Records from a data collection
⟨
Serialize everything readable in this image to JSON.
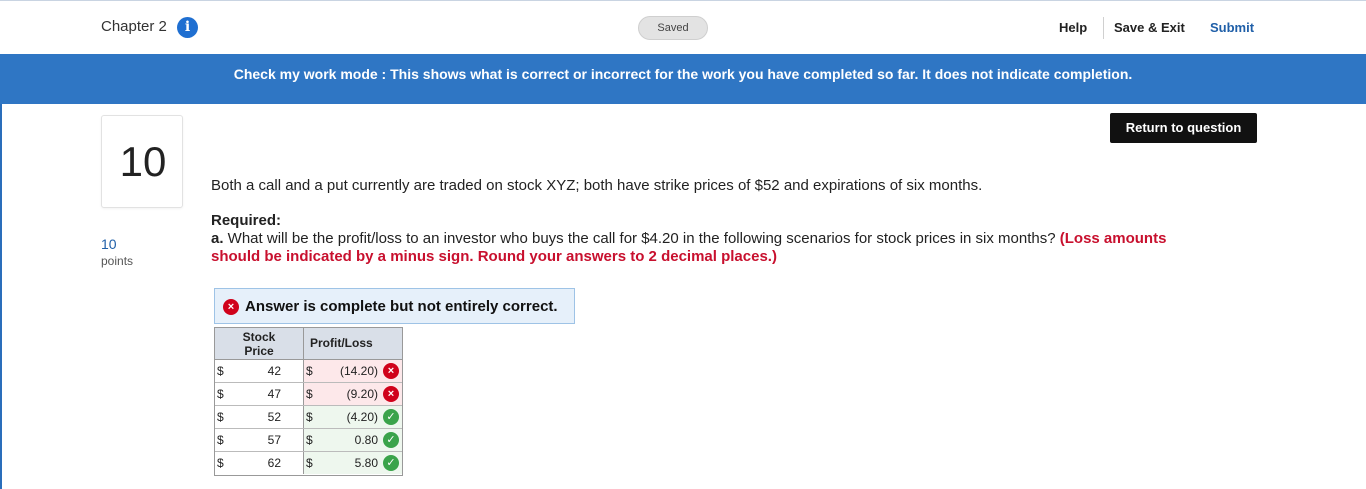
{
  "header": {
    "chapter": "Chapter 2",
    "info_icon": "i",
    "saved": "Saved",
    "help": "Help",
    "save_exit": "Save & Exit",
    "submit": "Submit"
  },
  "banner": {
    "text": "Check my work mode : This shows what is correct or incorrect for the work you have completed so far. It does not indicate completion."
  },
  "question": {
    "number": "10",
    "points_value": "10",
    "points_label": "points",
    "return_button": "Return to question",
    "text": "Both a call and a put currently are traded on stock XYZ; both have strike prices of $52 and expirations of six months.",
    "required_label": "Required:",
    "part_a_prefix": "a.",
    "part_a_text": " What will be the profit/loss to an investor who buys the call for $4.20 in the following scenarios for stock prices in six months? ",
    "part_a_instructions": "(Loss amounts should be indicated by a minus sign. Round your answers to 2 decimal places.)"
  },
  "answer": {
    "status_icon": "×",
    "status_text": "Answer is complete but not entirely correct."
  },
  "table": {
    "header_price": "Stock Price",
    "header_price_line1": "Stock",
    "header_price_line2": "Price",
    "header_pl": "Profit/Loss",
    "rows": [
      {
        "dollar1": "$",
        "price": "42",
        "dollar2": "$",
        "pl": "(14.20)",
        "status": "incorrect",
        "mark": "×"
      },
      {
        "dollar1": "$",
        "price": "47",
        "dollar2": "$",
        "pl": "(9.20)",
        "status": "incorrect",
        "mark": "×"
      },
      {
        "dollar1": "$",
        "price": "52",
        "dollar2": "$",
        "pl": "(4.20)",
        "status": "correct",
        "mark": "✓"
      },
      {
        "dollar1": "$",
        "price": "57",
        "dollar2": "$",
        "pl": "0.80",
        "status": "correct",
        "mark": "✓"
      },
      {
        "dollar1": "$",
        "price": "62",
        "dollar2": "$",
        "pl": "5.80",
        "status": "correct",
        "mark": "✓"
      }
    ]
  },
  "colors": {
    "banner": "#2f76c4",
    "link": "#1f5fa8",
    "error": "#d0021b",
    "success": "#3aa34a",
    "instruction_red": "#c8102e"
  }
}
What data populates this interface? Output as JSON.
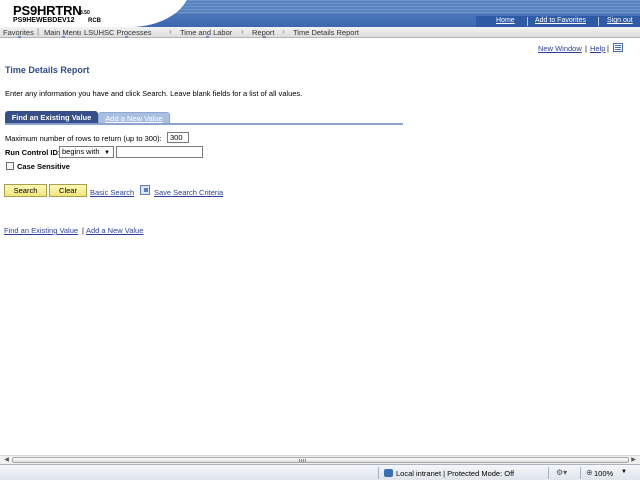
{
  "header": {
    "db_name": "PS9HRTRN",
    "db_version": "8.50",
    "server_name": "PS9HEWEBDEV12",
    "user_id": "RCB",
    "links": [
      "Home",
      "Add to Favorites",
      "Sign out"
    ]
  },
  "breadcrumb": [
    "Favorites",
    "Main Menu",
    "LSUHSC Processes",
    "Time and Labor",
    "Report",
    "Time Details Report"
  ],
  "page_links": {
    "new_window": "New Window",
    "help": "Help",
    "separator": "|"
  },
  "page": {
    "title": "Time Details Report",
    "instructions": "Enter any information you have and click Search. Leave blank fields for a list of all values.",
    "tabs": [
      "Find an Existing Value",
      "Add a New Value"
    ],
    "max_rows_label": "Maximum number of rows to return (up to 300):",
    "max_rows_value": "300",
    "run_control_label": "Run Control ID:",
    "run_control_operator": "begins with",
    "run_control_value": "",
    "case_sensitive_label": "Case Sensitive",
    "case_sensitive_checked": false,
    "search_button": "Search",
    "clear_button": "Clear",
    "basic_search_link": "Basic Search",
    "save_criteria_link": "Save Search Criteria",
    "footer_links": [
      "Find an Existing Value",
      "Add a New Value"
    ]
  },
  "statusbar": {
    "zone": "Local intranet | Protected Mode: Off",
    "zoom": "100%"
  },
  "colors": {
    "title": "#2d4d8c",
    "link": "#2c3f99",
    "header_blue": "#3a67b0",
    "active_tab": "#374f8a",
    "button_yellow": "#f1e47a"
  }
}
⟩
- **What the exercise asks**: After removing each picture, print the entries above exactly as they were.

- **Solution**:
Serialize everything readable in this image to JSON.
{
  "header": {
    "chapter": "Chapter 2",
    "info_icon": "i",
    "saved": "Saved",
    "help": "Help",
    "save_exit": "Save & Exit",
    "submit": "Submit"
  },
  "banner": {
    "text": "Check my work mode : This shows what is correct or incorrect for the work you have completed so far. It does not indicate completion."
  },
  "question": {
    "number": "10",
    "points_value": "10",
    "points_label": "points",
    "return_button": "Return to question",
    "text": "Both a call and a put currently are traded on stock XYZ; both have strike prices of $52 and expirations of six months.",
    "required_label": "Required:",
    "part_a_prefix": "a.",
    "part_a_text": " What will be the profit/loss to an investor who buys the call for $4.20 in the following scenarios for stock prices in six months? ",
    "part_a_instructions": "(Loss amounts should be indicated by a minus sign. Round your answers to 2 decimal places.)"
  },
  "answer": {
    "status_icon": "×",
    "status_text": "Answer is complete but not entirely correct."
  },
  "table": {
    "header_price": "Stock Price",
    "header_price_line1": "Stock",
    "header_price_line2": "Price",
    "header_pl": "Profit/Loss",
    "rows": [
      {
        "dollar1": "$",
        "price": "42",
        "dollar2": "$",
        "pl": "(14.20)",
        "status": "incorrect",
        "mark": "×"
      },
      {
        "dollar1": "$",
        "price": "47",
        "dollar2": "$",
        "pl": "(9.20)",
        "status": "incorrect",
        "mark": "×"
      },
      {
        "dollar1": "$",
        "price": "52",
        "dollar2": "$",
        "pl": "(4.20)",
        "status": "correct",
        "mark": "✓"
      },
      {
        "dollar1": "$",
        "price": "57",
        "dollar2": "$",
        "pl": "0.80",
        "status": "correct",
        "mark": "✓"
      },
      {
        "dollar1": "$",
        "price": "62",
        "dollar2": "$",
        "pl": "5.80",
        "status": "correct",
        "mark": "✓"
      }
    ]
  },
  "colors": {
    "banner": "#2f76c4",
    "link": "#1f5fa8",
    "error": "#d0021b",
    "success": "#3aa34a",
    "instruction_red": "#c8102e"
  }
}
What data populates this interface? Output as JSON.
{
  "header": {
    "db_name": "PS9HRTRN",
    "db_version": "8.50",
    "server_name": "PS9HEWEBDEV12",
    "user_id": "RCB",
    "links": [
      "Home",
      "Add to Favorites",
      "Sign out"
    ]
  },
  "breadcrumb": [
    "Favorites",
    "Main Menu",
    "LSUHSC Processes",
    "Time and Labor",
    "Report",
    "Time Details Report"
  ],
  "page_links": {
    "new_window": "New Window",
    "help": "Help",
    "separator": "|"
  },
  "page": {
    "title": "Time Details Report",
    "instructions": "Enter any information you have and click Search. Leave blank fields for a list of all values.",
    "tabs": [
      "Find an Existing Value",
      "Add a New Value"
    ],
    "max_rows_label": "Maximum number of rows to return (up to 300):",
    "max_rows_value": "300",
    "run_control_label": "Run Control ID:",
    "run_control_operator": "begins with",
    "run_control_value": "",
    "case_sensitive_label": "Case Sensitive",
    "case_sensitive_checked": false,
    "search_button": "Search",
    "clear_button": "Clear",
    "basic_search_link": "Basic Search",
    "save_criteria_link": "Save Search Criteria",
    "footer_links": [
      "Find an Existing Value",
      "Add a New Value"
    ]
  },
  "statusbar": {
    "zone": "Local intranet | Protected Mode: Off",
    "zoom": "100%"
  },
  "colors": {
    "title": "#2d4d8c",
    "link": "#2c3f99",
    "header_blue": "#3a67b0",
    "active_tab": "#374f8a",
    "button_yellow": "#f1e47a"
  }
}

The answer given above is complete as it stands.